I do think this is changing. I see more and more companies with a visible charitable component. One example is the sock company Bombas. For every pair of socks they sell, they donate a pair to help homeless people. More and more companies have some kind of charitable philosophy and I think this will continue to grow rapidly.

Many never realize that true happiness and fulfillment comes from improving the lives of others. For some people it is helping other people, for some it is helping animals, and then for some it is helping both.

It’s all good and I think everyone should find causes to support either with financial donations, volunteer work, or fundraising.

Donate to project Project Save Child and help save a little boy or girl from sexual slavery today. Just $5 makes a difference!

You are very vocal about the masculinity crisis; the mental and physical condition of many men nowadays. Why this subject is so important to you? Are you not worried you’ll be one of the victims of the war on men for talking too much about it?

I think masculine energy has to be harnessed in positive and productive ways for a man to feel at his best.

Whenever someone bullies another or gets into a fight at a bar, you’ll hear comments that this person has too much testosterone. In reality, it is most likely someone with not enough testosterone and or too much conversion to estrogen that is trying to overcompensate.

In my experience optimal testosterone and more importantly an optimal hormone profile, in general, makes me more confident, compassionate, and calm. I don’t have to prove anything to anyone and that is a very reassuring feeling.

I don’t think being a strong and confident man is about being a jerk that is abusive to others. A healthy man will have a strong desire to succeed and project strength and that is why it is important to be physically strong and fit in addition to being intelligent and compassionate.

It is in our DNA to pursue physical, emotional, spiritual, and mental strength as it is for women as well so let’s take measures to bring out the best in all people regardless of gender instead of demonizing one gender.

Masculinity is not to blame for men that are abusive and violent as most men are not either. If masculinity made one inherently violent and abusive then a high percentage of men would be violent criminals and that is not the case. Focusing on masculinity as the problem is an oversimplification at best and more importantly a totally flawed line of thinking.

Women can be abusive and violent as well but no one ever makes a blanket statement that femininity is the problem when they are and nor should they as it would be unfair and inaccurate. However, when men are violent and abusive it is seen as a problem with masculinity that needs to be addressed.

Now I am not saying that every man has to act a certain way to be considered masculine. People should be whatever they want to be as long as they are not hurting others. if you are happy with who you are then more power to you.

I would never tell a transgender woman that she does not have a right to live the life she wants on her terms and that because she is biologically a male should act like what society expects of men.

Life is too long to be something your not and too short to waste a minute being unhappy in your own skin.

We are not going to be able to address the root causes of abuse and violence in society without pulling back the layers and avoiding oversimplifications such as masculinity is evil and needs to be obliterated.

I think it is important for men to be a model of the best of what masculinity can offer.

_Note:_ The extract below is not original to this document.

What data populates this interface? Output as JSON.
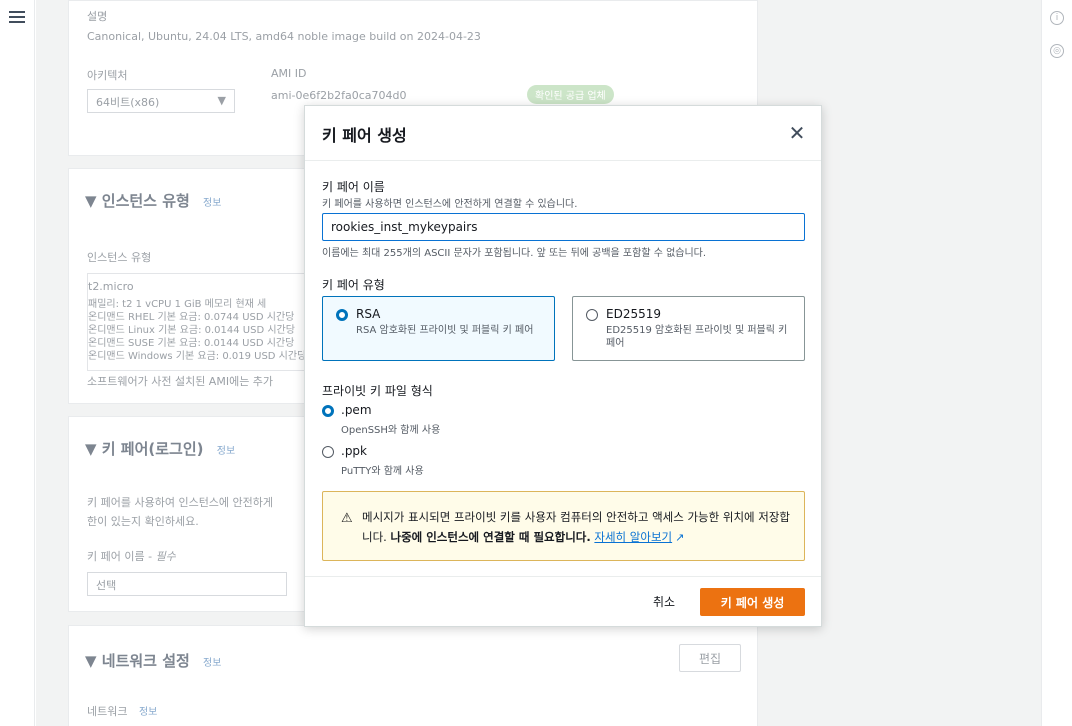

Be strong, fit, intelligent, and kind and make that the new model of what masculinity is. This is something I work hard to embody and be an example of.